Stored dataset items
━━━━

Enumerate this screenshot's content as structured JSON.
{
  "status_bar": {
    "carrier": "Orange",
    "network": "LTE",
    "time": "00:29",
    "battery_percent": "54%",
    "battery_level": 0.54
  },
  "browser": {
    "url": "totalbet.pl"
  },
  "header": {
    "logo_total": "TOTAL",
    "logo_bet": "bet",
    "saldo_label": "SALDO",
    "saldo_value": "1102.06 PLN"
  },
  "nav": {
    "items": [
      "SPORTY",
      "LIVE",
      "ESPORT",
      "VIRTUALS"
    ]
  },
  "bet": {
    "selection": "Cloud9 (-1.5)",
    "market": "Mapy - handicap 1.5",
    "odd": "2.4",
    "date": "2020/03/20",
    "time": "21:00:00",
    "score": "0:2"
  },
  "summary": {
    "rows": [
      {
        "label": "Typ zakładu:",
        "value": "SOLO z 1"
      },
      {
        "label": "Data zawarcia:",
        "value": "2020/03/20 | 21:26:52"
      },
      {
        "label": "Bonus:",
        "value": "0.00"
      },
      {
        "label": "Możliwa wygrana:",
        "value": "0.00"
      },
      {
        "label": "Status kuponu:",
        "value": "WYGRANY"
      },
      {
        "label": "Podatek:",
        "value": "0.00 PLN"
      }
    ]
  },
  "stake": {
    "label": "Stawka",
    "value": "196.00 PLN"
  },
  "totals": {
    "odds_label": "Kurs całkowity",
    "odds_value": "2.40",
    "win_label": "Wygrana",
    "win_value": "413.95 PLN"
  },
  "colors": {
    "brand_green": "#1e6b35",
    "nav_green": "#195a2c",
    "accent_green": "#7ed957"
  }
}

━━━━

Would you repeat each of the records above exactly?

WRITTEN RESPONSE –
Enumerate this screenshot's content as structured JSON.
{
  "status_bar": {
    "carrier": "Orange",
    "network": "LTE",
    "time": "00:29",
    "battery_percent": "54%",
    "battery_level": 0.54
  },
  "browser": {
    "url": "totalbet.pl"
  },
  "header": {
    "logo_total": "TOTAL",
    "logo_bet": "bet",
    "saldo_label": "SALDO",
    "saldo_value": "1102.06 PLN"
  },
  "nav": {
    "items": [
      "SPORTY",
      "LIVE",
      "ESPORT",
      "VIRTUALS"
    ]
  },
  "bet": {
    "selection": "Cloud9 (-1.5)",
    "market": "Mapy - handicap 1.5",
    "odd": "2.4",
    "date": "2020/03/20",
    "time": "21:00:00",
    "score": "0:2"
  },
  "summary": {
    "rows": [
      {
        "label": "Typ zakładu:",
        "value": "SOLO z 1"
      },
      {
        "label": "Data zawarcia:",
        "value": "2020/03/20 | 21:26:52"
      },
      {
        "label": "Bonus:",
        "value": "0.00"
      },
      {
        "label": "Możliwa wygrana:",
        "value": "0.00"
      },
      {
        "label": "Status kuponu:",
        "value": "WYGRANY"
      },
      {
        "label": "Podatek:",
        "value": "0.00 PLN"
      }
    ]
  },
  "stake": {
    "label": "Stawka",
    "value": "196.00 PLN"
  },
  "totals": {
    "odds_label": "Kurs całkowity",
    "odds_value": "2.40",
    "win_label": "Wygrana",
    "win_value": "413.95 PLN"
  },
  "colors": {
    "brand_green": "#1e6b35",
    "nav_green": "#195a2c",
    "accent_green": "#7ed957"
  }
}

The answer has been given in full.